Isaac Warner, President
Written by Pastor Peter, Lead Pastor
This past week, several dedicated volunteers (with a little help from a few staff members) completed a second round of calling everyone in our membership directory. They noted a few numbers that needed updating, left quite a few voice mails, and had a number of good and wide-ranging conversations with folks from Christ the King—maybe some of you! In most instances, both the callers and the called appreciate the connection that was made between them as fellow members of CtK.

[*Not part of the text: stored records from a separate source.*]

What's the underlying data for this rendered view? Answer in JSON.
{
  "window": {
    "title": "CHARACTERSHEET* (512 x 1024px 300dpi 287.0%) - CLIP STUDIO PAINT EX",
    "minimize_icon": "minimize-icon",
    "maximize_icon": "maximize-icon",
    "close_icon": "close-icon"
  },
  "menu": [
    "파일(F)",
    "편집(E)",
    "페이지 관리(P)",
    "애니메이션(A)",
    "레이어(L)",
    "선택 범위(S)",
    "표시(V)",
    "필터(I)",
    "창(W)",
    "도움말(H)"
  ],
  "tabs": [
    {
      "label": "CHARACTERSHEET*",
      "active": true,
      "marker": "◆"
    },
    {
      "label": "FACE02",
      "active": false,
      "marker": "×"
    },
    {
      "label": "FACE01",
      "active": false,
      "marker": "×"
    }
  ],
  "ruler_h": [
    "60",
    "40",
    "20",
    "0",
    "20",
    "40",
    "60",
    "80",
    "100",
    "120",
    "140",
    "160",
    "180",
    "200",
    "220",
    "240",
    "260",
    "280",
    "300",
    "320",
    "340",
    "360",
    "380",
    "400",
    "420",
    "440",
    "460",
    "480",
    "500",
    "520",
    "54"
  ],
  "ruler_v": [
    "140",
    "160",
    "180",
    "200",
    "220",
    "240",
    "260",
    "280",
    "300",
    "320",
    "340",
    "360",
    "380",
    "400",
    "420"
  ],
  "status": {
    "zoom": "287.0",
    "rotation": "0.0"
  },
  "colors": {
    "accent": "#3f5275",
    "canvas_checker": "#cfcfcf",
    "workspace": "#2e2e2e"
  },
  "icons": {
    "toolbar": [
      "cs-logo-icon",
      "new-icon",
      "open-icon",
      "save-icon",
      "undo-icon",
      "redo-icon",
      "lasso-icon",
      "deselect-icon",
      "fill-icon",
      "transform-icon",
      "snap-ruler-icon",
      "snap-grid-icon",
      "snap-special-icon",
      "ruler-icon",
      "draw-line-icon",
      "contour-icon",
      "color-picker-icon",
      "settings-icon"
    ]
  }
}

More than on the first go-round, however, they also discovered that there are folks right here at CtK whose lives have been significantly impacted by the Coronavirus, and more specifically by the economic crisis which this global pandemic has brought on. Fellow members among us have lost jobs and income, have faced mounting bills and threats of eviction, or have not been able to secure childcare in order to continue their “essential” jobs. These neighbors of ours are in great need because of the situation our world is currently in.
At the same time, callers also discovered a whole group of CtK folks who find themselves moved by the stories of hardship they have heard and have offered to “give a little extra,” were CtK to set up some sort of emergency fund. At least a few of them even offered up all or part of the stimulus check they received from the federal government, noting that there must be others who need the help more than they do. They were both moved by the immediacy of the need and the depth of connection felt between members of the same congregation.

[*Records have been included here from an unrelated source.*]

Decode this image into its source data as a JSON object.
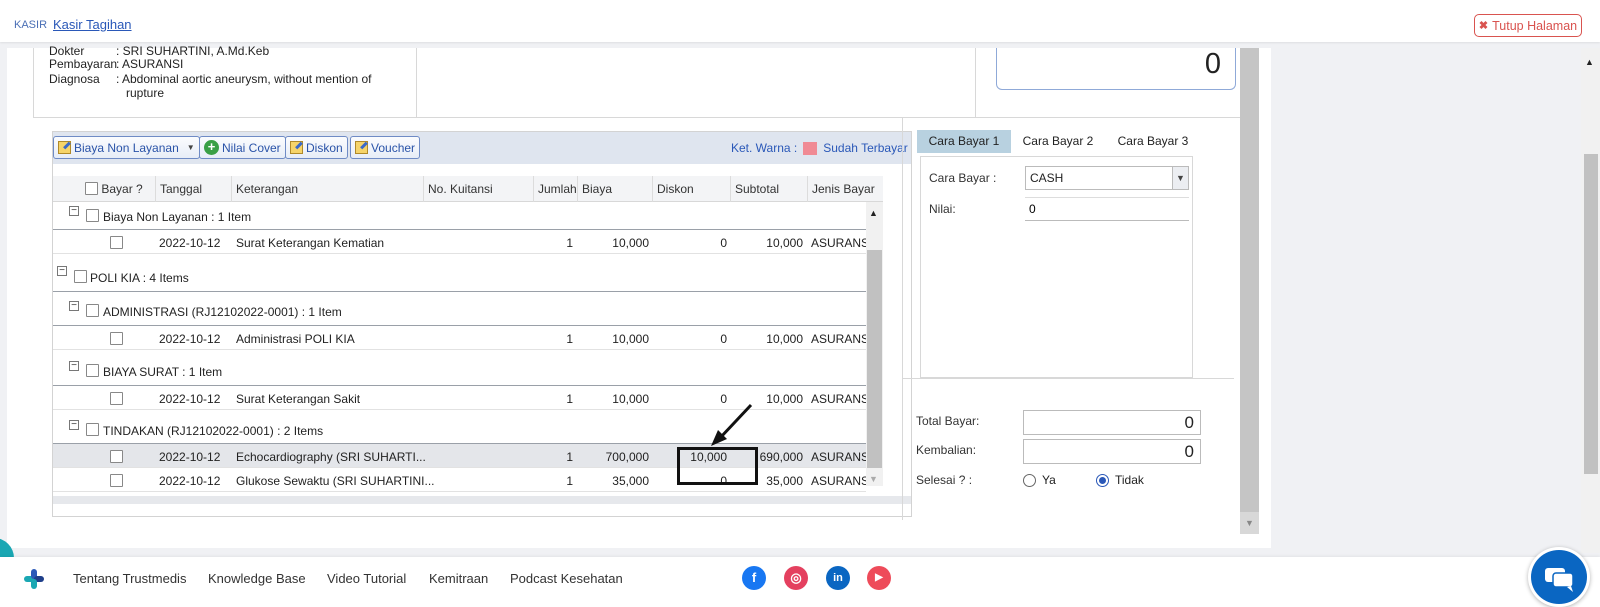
{
  "header": {
    "breadcrumb_root": "KASIR",
    "breadcrumb_current": "Kasir Tagihan",
    "close_button": "Tutup Halaman"
  },
  "patient": {
    "dokter_label": "Dokter",
    "dokter_value": ": SRI SUHARTINI, A.Md.Keb",
    "pembayaran_label": "Pembayaran",
    "pembayaran_value": ": ASURANSI",
    "diagnosa_label": "Diagnosa",
    "diagnosa_value_1": ": Abdominal aortic aneurysm, without mention of",
    "diagnosa_value_2": "rupture",
    "total_display": "0"
  },
  "toolbar": {
    "biaya_non_layanan": "Biaya Non Layanan",
    "nilai_cover": "Nilai Cover",
    "diskon": "Diskon",
    "voucher": "Voucher",
    "ket_warna": "Ket. Warna :",
    "sudah_terbayar": "Sudah Terbayar",
    "sudah_terbayar_color": "#f08a94"
  },
  "table": {
    "headers": {
      "bayar": "Bayar ?",
      "tanggal": "Tanggal",
      "keterangan": "Keterangan",
      "no_kuitansi": "No. Kuitansi",
      "jumlah": "Jumlah",
      "biaya": "Biaya",
      "diskon": "Diskon",
      "subtotal": "Subtotal",
      "jenis_bayar": "Jenis Bayar"
    },
    "groups": [
      {
        "label": "Biaya Non Layanan : 1 Item"
      },
      {
        "label": "POLI KIA : 4 Items"
      },
      {
        "label": "ADMINISTRASI (RJ12102022-0001) : 1 Item"
      },
      {
        "label": "BIAYA SURAT : 1 Item"
      },
      {
        "label": "TINDAKAN (RJ12102022-0001) : 2 Items"
      }
    ],
    "rows": [
      {
        "tanggal": "2022-10-12",
        "keterangan": "Surat Keterangan Kematian",
        "jumlah": "1",
        "biaya": "10,000",
        "diskon": "0",
        "subtotal": "10,000",
        "jenis": "ASURANSI"
      },
      {
        "tanggal": "2022-10-12",
        "keterangan": "Administrasi POLI KIA",
        "jumlah": "1",
        "biaya": "10,000",
        "diskon": "0",
        "subtotal": "10,000",
        "jenis": "ASURANSI"
      },
      {
        "tanggal": "2022-10-12",
        "keterangan": "Surat Keterangan Sakit",
        "jumlah": "1",
        "biaya": "10,000",
        "diskon": "0",
        "subtotal": "10,000",
        "jenis": "ASURANSI"
      },
      {
        "tanggal": "2022-10-12",
        "keterangan": "Echocardiography (SRI SUHARTI...",
        "jumlah": "1",
        "biaya": "700,000",
        "diskon": "10,000",
        "subtotal": "690,000",
        "jenis": "ASURANSI"
      },
      {
        "tanggal": "2022-10-12",
        "keterangan": "Glukose Sewaktu (SRI SUHARTINI...",
        "jumlah": "1",
        "biaya": "35,000",
        "diskon": "0",
        "subtotal": "35,000",
        "jenis": "ASURANSI"
      }
    ]
  },
  "payment": {
    "tabs": [
      "Cara Bayar 1",
      "Cara Bayar 2",
      "Cara Bayar 3"
    ],
    "cara_bayar_label": "Cara Bayar :",
    "cara_bayar_value": "CASH",
    "nilai_label": "Nilai:",
    "nilai_value": "0",
    "total_bayar_label": "Total Bayar:",
    "total_bayar_value": "0",
    "kembalian_label": "Kembalian:",
    "kembalian_value": "0",
    "selesai_label": "Selesai ? :",
    "opt_ya": "Ya",
    "opt_tidak": "Tidak"
  },
  "footer": {
    "links": [
      "Tentang Trustmedis",
      "Knowledge Base",
      "Video Tutorial",
      "Kemitraan",
      "Podcast Kesehatan"
    ],
    "social_icons": [
      "facebook-icon",
      "instagram-icon",
      "linkedin-icon",
      "youtube-icon"
    ],
    "colors": {
      "facebook": "#1877f2",
      "instagram": "#e4405f",
      "linkedin": "#0a66c2",
      "youtube": "#ee4b5a"
    }
  }
}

For that reason, we are setting up a “CtK Covid Relief Fund,” to be used exclusively for members of our faith community who are experiencing difficulties in this time of pandemic and shut-down. While we would continue to work with community partners and make use of existing benevolences such as the “Good Samaritan Fund” for responding to needs in the larger community, this fund would be exclusively funded by special gifts by members over and above their regular pledged offerings and would be available for those within CtK who are experiencing financial difficulties.

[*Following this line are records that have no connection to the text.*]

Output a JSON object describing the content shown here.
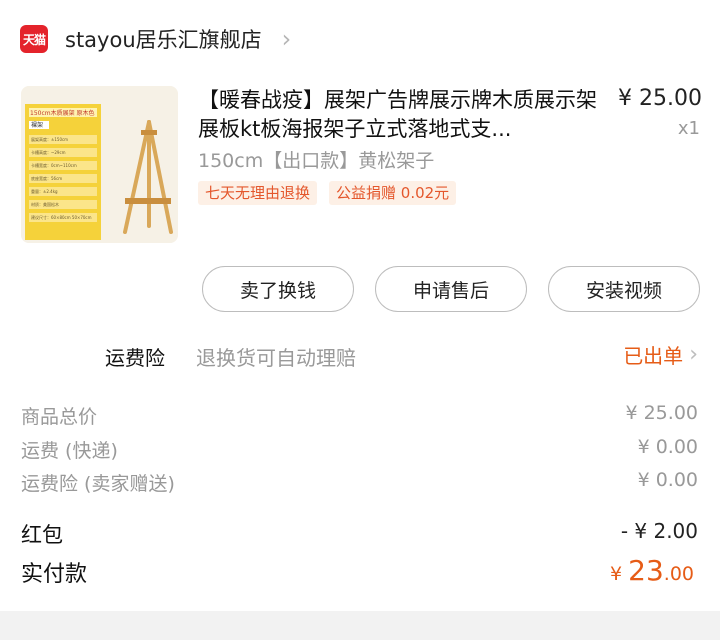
{
  "store": {
    "logo_text": "天猫",
    "name": "stayou居乐汇旗舰店",
    "chevron_icon": "chevron-right-icon"
  },
  "product": {
    "image_icon": "easel-product-photo",
    "image_texts": [
      "150cm木质展架 原木色",
      "裸架",
      "展架高度：±150cm",
      "卡槽高度：~29cm",
      "卡槽宽度：0cm~110cm",
      "底座宽度：56cm",
      "重量：±2.4kg",
      "材质：美国松木",
      "建议尺寸：60×80cm 50×70cm"
    ],
    "title": "【暖春战疫】展架广告牌展示牌木质展示架展板kt板海报架子立式落地式支...",
    "sku": "150cm【出口款】黄松架子",
    "price": "¥ 25.00",
    "quantity": "x1",
    "tags": [
      "七天无理由退换",
      "公益捐赠 0.02元"
    ]
  },
  "actions": {
    "sell_label": "卖了换钱",
    "after_sale_label": "申请售后",
    "install_video_label": "安装视频"
  },
  "insurance": {
    "label": "运费险",
    "description": "退换货可自动理赔",
    "status": "已出单"
  },
  "summary": {
    "rows": [
      {
        "label": "商品总价",
        "value": "¥ 25.00"
      },
      {
        "label": "运费 (快递)",
        "value": "¥ 0.00"
      },
      {
        "label": "运费险 (卖家赠送)",
        "value": "¥ 0.00"
      }
    ],
    "red_packet_label": "红包",
    "red_packet_value": "- ¥ 2.00",
    "paid_label": "实付款",
    "paid_currency": "¥",
    "paid_integer": "23",
    "paid_decimal": ".00"
  },
  "colors": {
    "accent": "#e65c17",
    "tmall_red": "#e4232b",
    "muted": "#999999",
    "tag_bg": "#fdf0e6"
  }
}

Many of us might be tempted to think that our resources are too meager, our gifts too few, or our ability to meet these neighbor’s need too limited. But Jesus shows us in today’s gospel (the miracle of the multiplication of loaves and fish) how he can multiply what we have to offer. He shows us how what we have is not only enough, it is more than enough. That with Christ’s help we, too, can take next-to-nothing and make it into something that feeds and heals and protects and provides—for a multitude, with a whole lot leftover as well.
Let us put our compassion into action, church!
To donate to the CtK COVID Relief Fund, please indicate “Covid Relief” in the memo portion of your check or electronic gift.